Sunday, August 5, 2012

Cook like it's 1924

There is something about a "mold" that just doesn't sound appealing to me.  Moldy bread, moldy cheese, you get the idea.  This is a real appetizing start to this post, isn't it?
As you may know by now, I'm cooking my way through the decades with America's Test Kitchen's The Feed.  We are now up to 1924, and the challenge posted by The Feed was for Ambrosia Fruit Mold.  The photo of this recipe really drew me in, there was something about the cherries and marshmallows floating in a pale yellow opaque gelatinous form that actually made me want to try it.  In the end though, I really don't know if I should call my attempt a success or not.

I have never made a Jell-O or any other kind of mold before, but I got over my fears and attempted the recipe, because the photo looked so cool. First, the recipe called for pineapple Jell-O. Where you find that flavor is beyond me, so I just got strawberry instead figuring it would still go okay with the coconut milk featured in the recipe.

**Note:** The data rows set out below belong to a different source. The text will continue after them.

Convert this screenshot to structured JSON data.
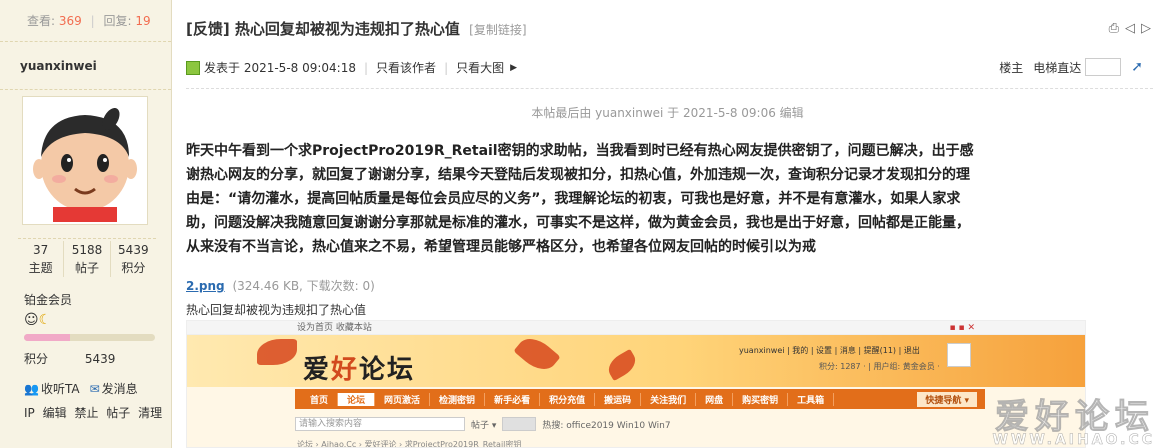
{
  "sidebar": {
    "views_label": "查看:",
    "views": "369",
    "replies_label": "回复:",
    "replies": "19",
    "username": "yuanxinwei",
    "counts": [
      {
        "value": "37",
        "label": "主题"
      },
      {
        "value": "5188",
        "label": "帖子"
      },
      {
        "value": "5439",
        "label": "积分"
      }
    ],
    "group": "铂金会员",
    "progress_fraction": 0.35,
    "credit_label": "积分",
    "credit_value": "5439",
    "follow": "收听TA",
    "message": "发消息",
    "admin_links": [
      "IP",
      "编辑",
      "禁止",
      "帖子",
      "清理"
    ]
  },
  "post": {
    "title": "[反馈] 热心回复却被视为违规扣了热心值",
    "copy_link": "[复制链接]",
    "posted_at": "发表于 2021-5-8 09:04:18",
    "only_author": "只看该作者",
    "big_image": "只看大图",
    "floor": "楼主",
    "jump_label": "电梯直达",
    "edited": "本帖最后由 yuanxinwei 于 2021-5-8 09:06 编辑",
    "body": "昨天中午看到一个求ProjectPro2019R_Retail密钥的求助帖，当我看到时已经有热心网友提供密钥了，问题已解决，出于感谢热心网友的分享，就回复了谢谢分享，结果今天登陆后发现被扣分，扣热心值，外加违规一次，查询积分记录才发现扣分的理由是：“请勿灌水，提高回帖质量是每位会员应尽的义务”，我理解论坛的初衷，可我也是好意，并不是有意灌水，如果人家求助，问题没解决我随意回复谢谢分享那就是标准的灌水，可事实不是这样，做为黄金会员，我也是出于好意，回帖都是正能量，从来没有不当言论，热心值来之不易，希望管理员能够严格区分，也希望各位网友回帖的时候引以为戒",
    "attachment_name": "2.png",
    "attachment_meta": "(324.46 KB, 下载次数: 0)",
    "caption": "热心回复却被视为违规扣了热心值"
  },
  "screenshot": {
    "strip_text": "设为首页  收藏本站",
    "logo": [
      "爱",
      "好",
      "论坛"
    ],
    "user_line": "yuanxinwei | 我的 | 设置 | 消息 | 提醒(11) | 退出",
    "user_line2": "积分: 1287 · | 用户组: 黄金会员 ·",
    "nav": [
      "首页",
      "论坛",
      "网页激活",
      "检测密钥",
      "新手必看",
      "积分充值",
      "搬运码",
      "关注我们",
      "网盘",
      "购买密钥",
      "工具箱"
    ],
    "quick": "快捷导航 ▾",
    "search_placeholder": "请输入搜索内容",
    "search_scope": "帖子 ▾",
    "hot": "热搜: office2019 Win10 Win7",
    "crumb": "论坛 › Aihao.Cc › 爱好评论 › 求ProjectPro2019R_Retail密钥"
  },
  "watermark": {
    "cn": "爱好论坛",
    "en": "WWW.AIHAO.CC"
  }
}
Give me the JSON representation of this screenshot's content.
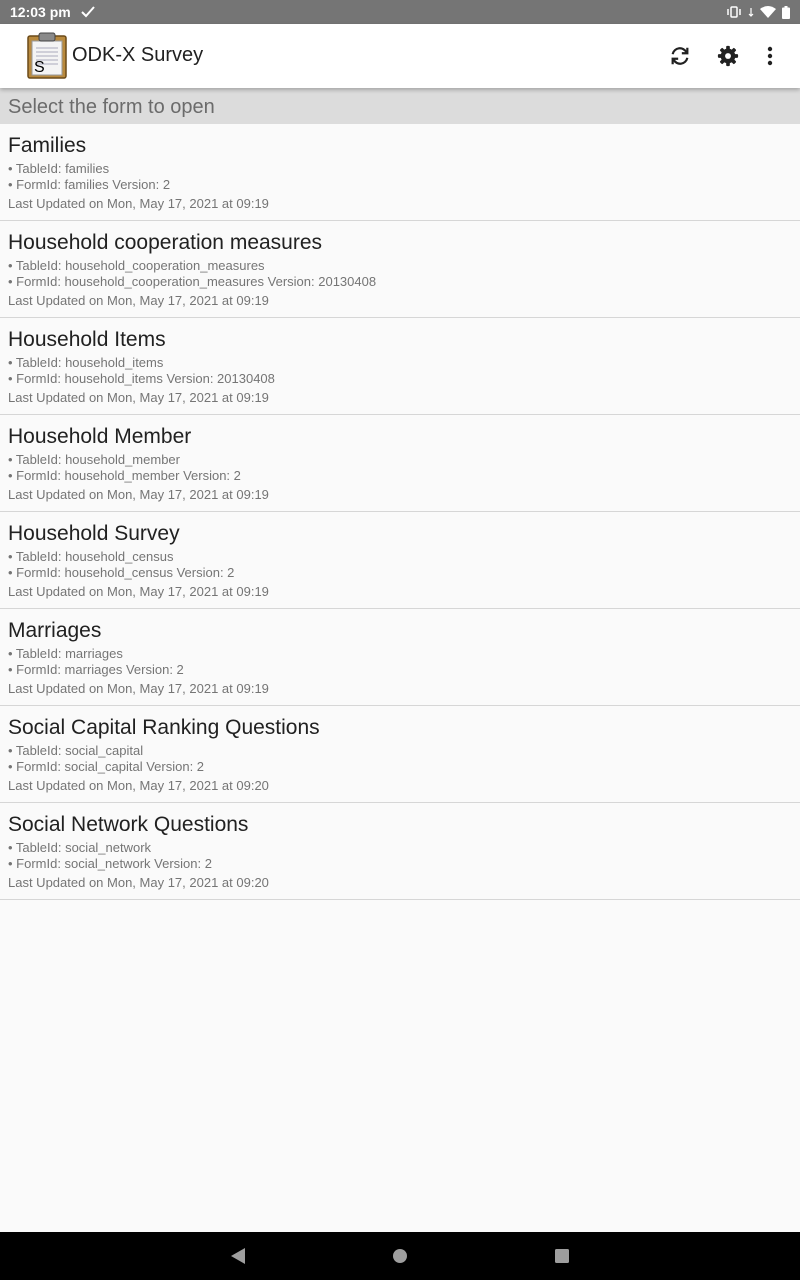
{
  "status": {
    "time": "12:03 pm"
  },
  "app": {
    "title": "ODK-X Survey",
    "logo_letter": "S"
  },
  "header": {
    "text": "Select the form to open"
  },
  "forms": [
    {
      "title": "Families",
      "table": "• TableId: families",
      "form": "• FormId: families Version: 2",
      "updated": "Last Updated on Mon, May 17, 2021 at 09:19"
    },
    {
      "title": "Household cooperation measures",
      "table": "• TableId: household_cooperation_measures",
      "form": "• FormId: household_cooperation_measures Version: 20130408",
      "updated": "Last Updated on Mon, May 17, 2021 at 09:19"
    },
    {
      "title": "Household Items",
      "table": "• TableId: household_items",
      "form": "• FormId: household_items Version: 20130408",
      "updated": "Last Updated on Mon, May 17, 2021 at 09:19"
    },
    {
      "title": "Household Member",
      "table": "• TableId: household_member",
      "form": "• FormId: household_member Version: 2",
      "updated": "Last Updated on Mon, May 17, 2021 at 09:19"
    },
    {
      "title": "Household Survey",
      "table": "• TableId: household_census",
      "form": "• FormId: household_census Version: 2",
      "updated": "Last Updated on Mon, May 17, 2021 at 09:19"
    },
    {
      "title": "Marriages",
      "table": "• TableId: marriages",
      "form": "• FormId: marriages Version: 2",
      "updated": "Last Updated on Mon, May 17, 2021 at 09:19"
    },
    {
      "title": "Social Capital Ranking Questions",
      "table": "• TableId: social_capital",
      "form": "• FormId: social_capital Version: 2",
      "updated": "Last Updated on Mon, May 17, 2021 at 09:20"
    },
    {
      "title": "Social Network Questions",
      "table": "• TableId: social_network",
      "form": "• FormId: social_network Version: 2",
      "updated": "Last Updated on Mon, May 17, 2021 at 09:20"
    }
  ],
  "icons": {
    "check": "check-icon",
    "vibrate": "vibrate-icon",
    "wifi": "wifi-icon",
    "battery": "battery-icon",
    "sync": "sync-icon",
    "settings": "gear-icon",
    "more": "more-vert-icon",
    "back": "back-icon",
    "home": "home-icon",
    "recents": "recents-icon"
  },
  "colors": {
    "appbar": "#ffffff",
    "statusbar": "#757575",
    "header_strip": "#dcdcdc",
    "background": "#fafafa",
    "navbar": "#000000"
  }
}
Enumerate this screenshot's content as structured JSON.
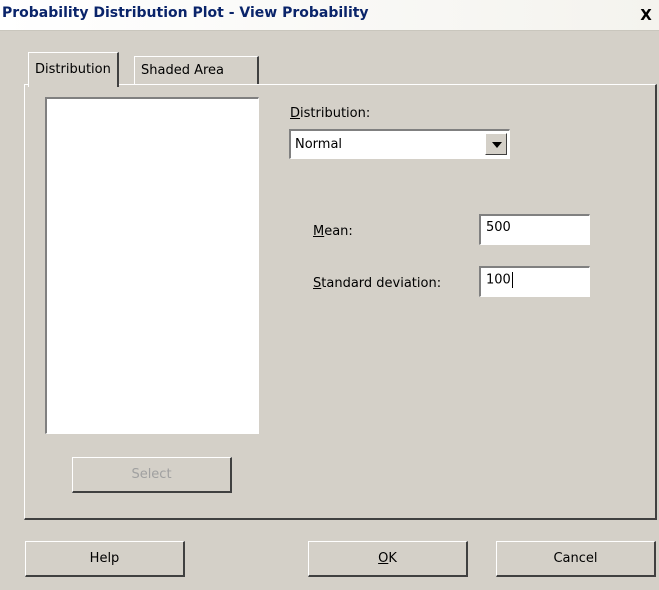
{
  "window": {
    "title": "Probability Distribution Plot - View Probability",
    "close_glyph": "X"
  },
  "tabs": [
    {
      "label": "Distribution",
      "active": true
    },
    {
      "label": "Shaded Area",
      "active": false
    }
  ],
  "variables_list": {
    "items": []
  },
  "select_button": {
    "label": "Select",
    "enabled": false
  },
  "distribution": {
    "label": "Distribution:",
    "value": "Normal"
  },
  "mean": {
    "label": "Mean:",
    "value": "500"
  },
  "std_dev": {
    "label": "Standard deviation:",
    "value": "100"
  },
  "footer": {
    "help": "Help",
    "ok": "OK",
    "cancel": "Cancel"
  }
}
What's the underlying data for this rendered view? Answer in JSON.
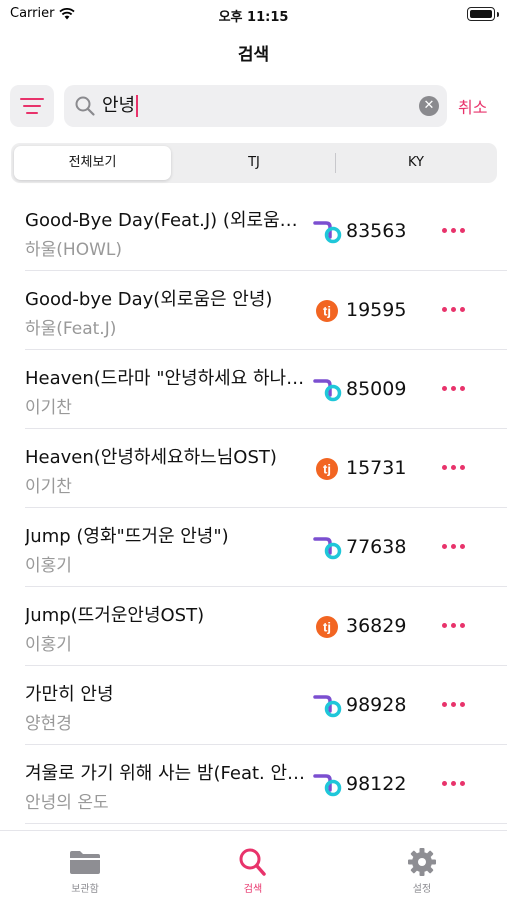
{
  "status_bar": {
    "carrier": "Carrier",
    "time": "오후 11:15"
  },
  "nav": {
    "title": "검색"
  },
  "search": {
    "value": "안녕",
    "cancel_label": "취소"
  },
  "segments": [
    "전체보기",
    "TJ",
    "KY"
  ],
  "songs": [
    {
      "title": "Good-Bye Day(Feat.J) (외로움은 안녕)",
      "artist": "하울(HOWL)",
      "brand": "KY",
      "number": "83563"
    },
    {
      "title": "Good-bye Day(외로움은 안녕)",
      "artist": "하울(Feat.J)",
      "brand": "TJ",
      "number": "19595"
    },
    {
      "title": "Heaven(드라마 \"안녕하세요 하나님\" OST)",
      "artist": "이기찬",
      "brand": "KY",
      "number": "85009"
    },
    {
      "title": "Heaven(안녕하세요하느님OST)",
      "artist": "이기찬",
      "brand": "TJ",
      "number": "15731"
    },
    {
      "title": "Jump (영화\"뜨거운 안녕\")",
      "artist": "이홍기",
      "brand": "KY",
      "number": "77638"
    },
    {
      "title": "Jump(뜨거운안녕OST)",
      "artist": "이홍기",
      "brand": "TJ",
      "number": "36829"
    },
    {
      "title": "가만히 안녕",
      "artist": "양현경",
      "brand": "KY",
      "number": "98928"
    },
    {
      "title": "겨울로 가기 위해 사는 밤(Feat. 안녕의 온도)",
      "artist": "안녕의 온도",
      "brand": "KY",
      "number": "98122"
    }
  ],
  "tabs": [
    {
      "label": "보관함",
      "icon": "folder-icon"
    },
    {
      "label": "검색",
      "icon": "search-icon"
    },
    {
      "label": "설정",
      "icon": "gear-icon"
    }
  ],
  "colors": {
    "accent": "#e8336b",
    "tj_orange": "#f26522",
    "ky_purple": "#7b4fd0",
    "ky_cyan": "#1fc7d9"
  }
}
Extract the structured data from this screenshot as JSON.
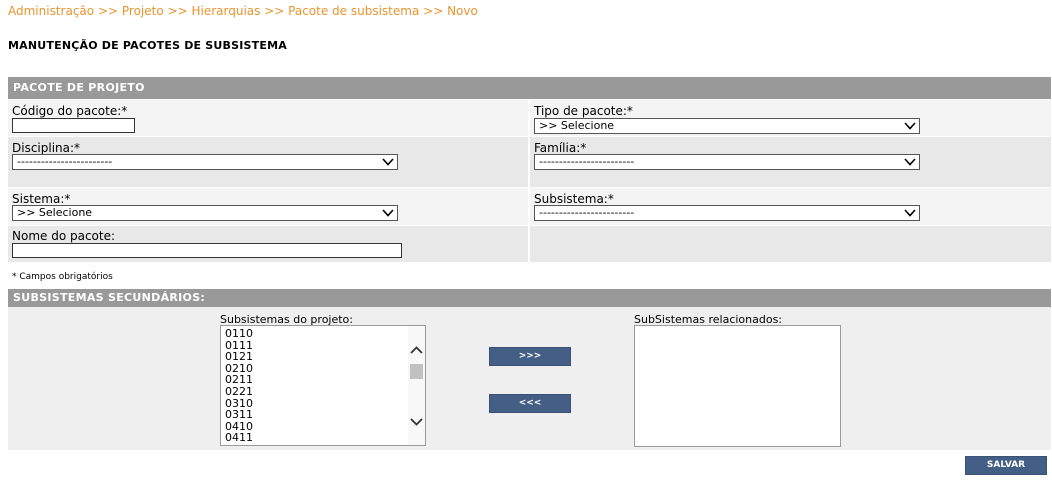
{
  "breadcrumb": {
    "items": [
      "Administração",
      "Projeto",
      "Hierarquias",
      "Pacote de subsistema",
      "Novo"
    ],
    "separator": ">>"
  },
  "page_title": "MANUTENÇÃO DE PACOTES DE SUBSISTEMA",
  "section_projeto": {
    "title": "PACOTE DE PROJETO",
    "codigo": {
      "label": "Código do pacote:*",
      "value": ""
    },
    "tipo": {
      "label": "Tipo de pacote:*",
      "value": ">> Selecione"
    },
    "disciplina": {
      "label": "Disciplina:*",
      "value": "------------------------"
    },
    "familia": {
      "label": "Família:*",
      "value": "------------------------"
    },
    "sistema": {
      "label": "Sistema:*",
      "value": ">> Selecione"
    },
    "subsistema": {
      "label": "Subsistema:*",
      "value": "------------------------"
    },
    "nome": {
      "label": "Nome do pacote:",
      "value": ""
    }
  },
  "required_note": "* Campos obrigatórios",
  "section_secundarios": {
    "title": "SUBSISTEMAS SECUNDÁRIOS:",
    "available_label": "Subsistemas do projeto:",
    "available_items": [
      "0110",
      "0111",
      "0121",
      "0210",
      "0211",
      "0221",
      "0310",
      "0311",
      "0410",
      "0411"
    ],
    "related_label": "SubSistemas relacionados:",
    "related_items": [],
    "add_button": ">>>",
    "remove_button": "<<<"
  },
  "save_button": "SALVAR",
  "colors": {
    "breadcrumb": "#e8952e",
    "section_header_bg": "#999999",
    "button_bg": "#445f86"
  }
}
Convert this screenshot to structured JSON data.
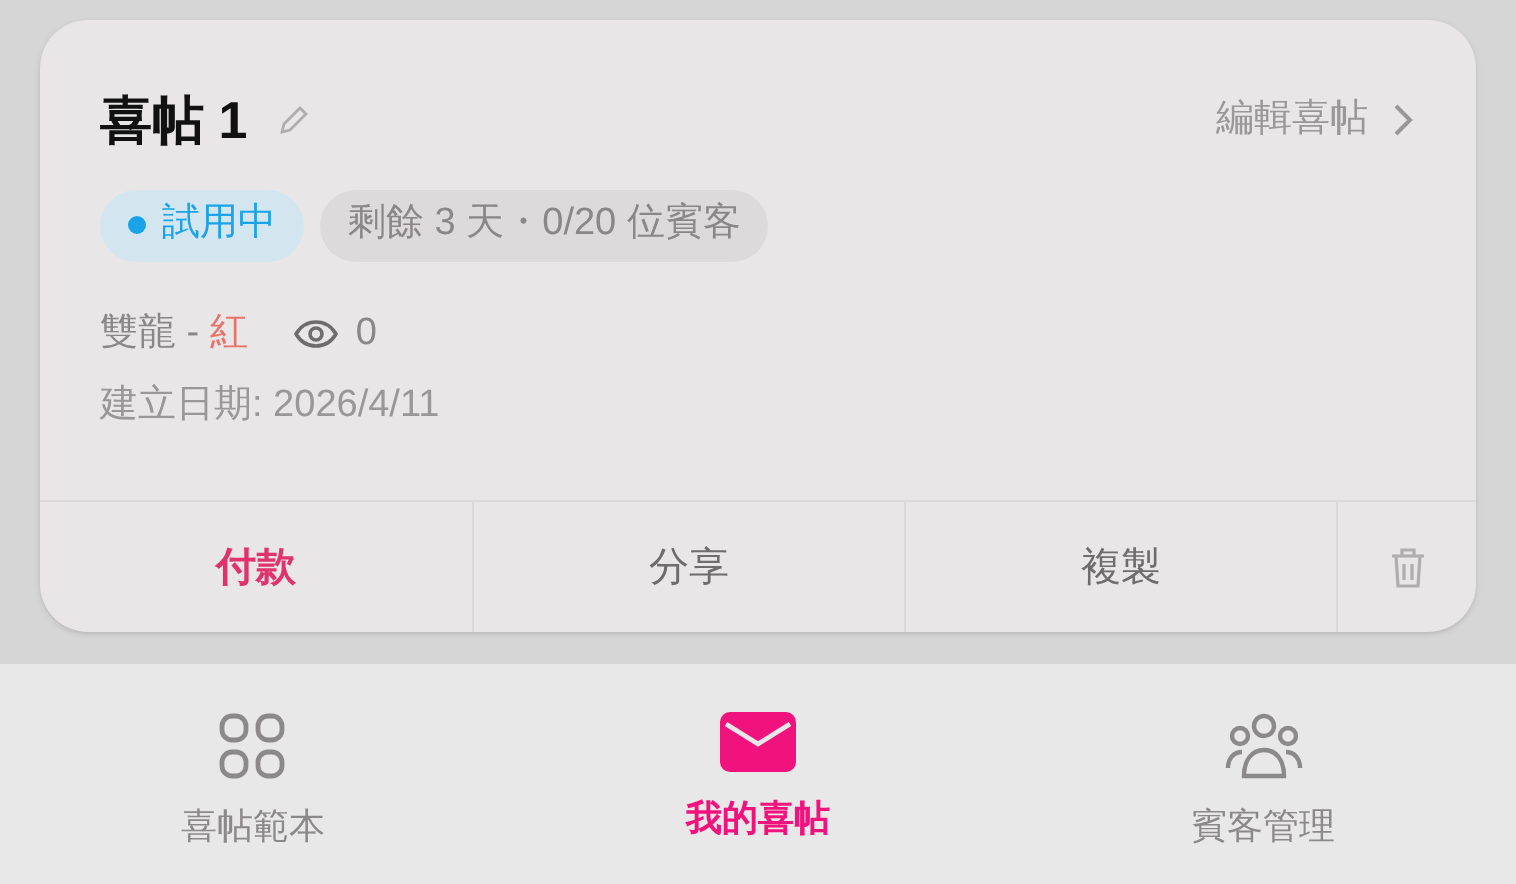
{
  "card": {
    "title": "喜帖 1",
    "edit_link": "編輯喜帖",
    "status": {
      "label": "試用中",
      "color": "#1aa3e8"
    },
    "quota": "剩餘 3 天・0/20 位賓客",
    "theme": {
      "name": "雙龍 - ",
      "variant": "紅"
    },
    "views": "0",
    "created": "建立日期: 2026/4/11",
    "actions": [
      {
        "label": "付款",
        "kind": "primary"
      },
      {
        "label": "分享",
        "kind": "normal"
      },
      {
        "label": "複製",
        "kind": "normal"
      },
      {
        "kind": "delete"
      }
    ]
  },
  "tabs": [
    {
      "label": "喜帖範本",
      "kind": "grid",
      "selected": false
    },
    {
      "label": "我的喜帖",
      "kind": "mail",
      "selected": true
    },
    {
      "label": "賓客管理",
      "kind": "people",
      "selected": false
    }
  ]
}
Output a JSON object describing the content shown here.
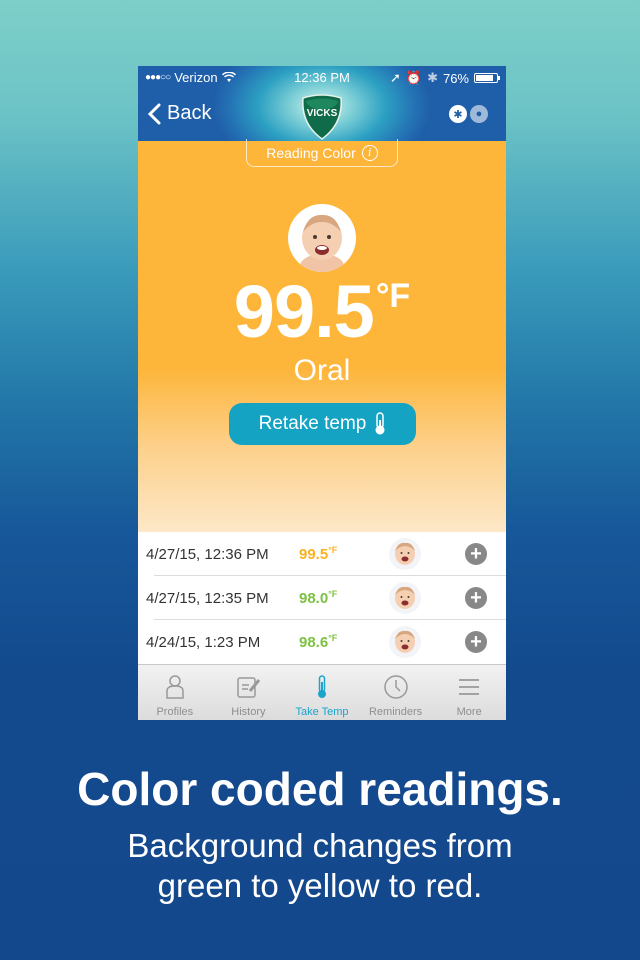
{
  "status_bar": {
    "signal_dots": "●●●○○",
    "carrier": "Verizon",
    "time": "12:36 PM",
    "battery": "76%",
    "battery_level": 0.76
  },
  "nav": {
    "back_label": "Back",
    "logo_text": "VICKS"
  },
  "hero": {
    "reading_color_label": "Reading Color",
    "temperature": "99.5",
    "unit": "°F",
    "method": "Oral",
    "retake_label": "Retake temp",
    "background_color": "#fdb53a"
  },
  "readings": [
    {
      "date": "4/27/15, 12:36 PM",
      "temp": "99.5",
      "unit": "°F",
      "color": "#fbb123"
    },
    {
      "date": "4/27/15, 12:35 PM",
      "temp": "98.0",
      "unit": "°F",
      "color": "#7dc243"
    },
    {
      "date": "4/24/15, 1:23 PM",
      "temp": "98.6",
      "unit": "°F",
      "color": "#7dc243"
    }
  ],
  "tabs": [
    {
      "label": "Profiles",
      "icon": "person-icon"
    },
    {
      "label": "History",
      "icon": "notes-icon"
    },
    {
      "label": "Take Temp",
      "icon": "thermometer-icon",
      "active": true
    },
    {
      "label": "Reminders",
      "icon": "clock-icon"
    },
    {
      "label": "More",
      "icon": "menu-icon"
    }
  ],
  "caption": {
    "headline": "Color coded readings.",
    "line1": "Background changes from",
    "line2": "green to yellow to red."
  }
}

I boiled the water, dissolved the gelatin and added two cans of coconut milk.  Then I was instructed to refrigerate for an hour until it was slightly thickened.  This was when I realized that I really shouldn't have started a Jell-O mold at 8:30 in the evening.  The instructions said that the texture should resemble egg whites.  I checked on it after an hour and it really hadn't changed much, so I left it in the fridge and continued to wait.  I checked it after another half hour, and it had thickened a little, but was nowhere near egg white consistency.  Finally around 11, I gave up and just stirred the fruit and marshmallows in.  They pretty much just floated on the top and wouldn't really mix in to the Jell-O.  After getting ready for bed and reading a little, I gave it one last peek, and noticed it had firmed up a little more, so I stirred it, which managed to distribute the fruit a little better but those darn marshmallows just wouldn't sink in!

When I took it out of the mold the next day, it looked pretty, but when I went to serve it, it didn't hold up well, and it seemed like there were far too many maraschino cherries than anyone would need in a serving.  The flavor was alright, but didn't feel worth all of the hassle for me to want to make it again.  I think I'll let my mother-in-law do the Jell-O molds from now on; she makes an unbelievable cranberry one for Thanksgiving that I just can't get enough of.

If you don't think Jell-O is just for hospital patients, give this recipe a try and let me know how it turned out for you.  If you can't access the recipe, leave me a message and I'll forward you a copy.

Next stop: 1933 - Chicken in a Pot


  1. what an awesome blog i am so glad i found ya

    1. Thanks so much Ashlee! Stay tuned, I have been a little lax lately with writing, but will be posting more soon!